Time Stands Still
The four-character drama observes the strained romantic relationship between James (Brian d'Arcy James), a war reporter, and Sarah (Laura Linney), a photojournalist, after they return home from Iraq. After James left, Sarah was badly injured in a roadside bombing, leaving Sarah's face badly scarred and James feeling guilty for deserting her.
Now back at their Brooklyn loft, the couple receives awkward visits from their friend Richard (Eric Bogosian), a magazine editor, and Mandy (Alicia Silverstone), his slow-witted, younger girlfriend, who cannot seem to understand Sarah's fierce commitment to her work.
This not a play about the Iraq War, though it debates the role of the media in the war zone. It is made up primarily of naturalistic, conversational dialogue aimed at exploring the characters' complicated emotions. But because of its slight plot and undeveloped overall conflict, "Time Stands Still" feels like a smart character study instead of something greater than the sum of its parts.
Laura Linney, who has made emotional clarity the defining trademark of her career, gives another fine performance. Brian d'Arcy James, finally free of his ugly Shrek costume, emphasizes his character's good nature and pent-up frustrations. The usually outrageous Eric Bogosian is low-key in the play's least interesting role. Alicia Silverstone, playing an older variation of her character from the popular 1990s film "Clueless," manages to hold her own among the rest of the cast.
Margulies still deserves credit for exploring modern relationships in a timely context with such empathy. Here's looking forward to the upcoming Broadway revival of his 1996 play "Collected Stories," which is already set to be the Friedman Theatre's next tenant.

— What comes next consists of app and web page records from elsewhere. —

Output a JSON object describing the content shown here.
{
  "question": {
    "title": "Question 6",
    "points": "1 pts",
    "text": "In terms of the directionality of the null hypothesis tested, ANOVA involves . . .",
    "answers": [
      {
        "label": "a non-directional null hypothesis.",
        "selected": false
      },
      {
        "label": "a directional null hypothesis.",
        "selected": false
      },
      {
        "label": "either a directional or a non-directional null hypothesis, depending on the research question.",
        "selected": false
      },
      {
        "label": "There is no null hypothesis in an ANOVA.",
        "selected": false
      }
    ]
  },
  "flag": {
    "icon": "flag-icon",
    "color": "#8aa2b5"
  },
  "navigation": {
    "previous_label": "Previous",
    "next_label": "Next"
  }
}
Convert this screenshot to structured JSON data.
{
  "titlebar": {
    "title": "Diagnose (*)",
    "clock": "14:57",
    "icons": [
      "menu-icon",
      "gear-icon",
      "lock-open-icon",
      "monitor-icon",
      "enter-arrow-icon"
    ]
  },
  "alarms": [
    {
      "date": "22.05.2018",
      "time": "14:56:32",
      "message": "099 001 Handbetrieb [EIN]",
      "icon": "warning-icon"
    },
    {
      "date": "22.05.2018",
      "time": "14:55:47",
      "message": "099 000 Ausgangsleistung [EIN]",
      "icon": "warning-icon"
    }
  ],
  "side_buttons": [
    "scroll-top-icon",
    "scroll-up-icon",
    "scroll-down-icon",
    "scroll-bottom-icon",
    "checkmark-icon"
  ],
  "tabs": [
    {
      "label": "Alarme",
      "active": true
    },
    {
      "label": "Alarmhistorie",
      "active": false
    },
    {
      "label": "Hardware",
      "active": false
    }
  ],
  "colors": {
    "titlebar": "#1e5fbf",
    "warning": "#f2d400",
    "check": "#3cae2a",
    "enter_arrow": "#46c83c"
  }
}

Samuel J. Friedman Theatre, 261 W. 47th St., 212-239-6200, mtc-nyc.org. Through Mar. 21.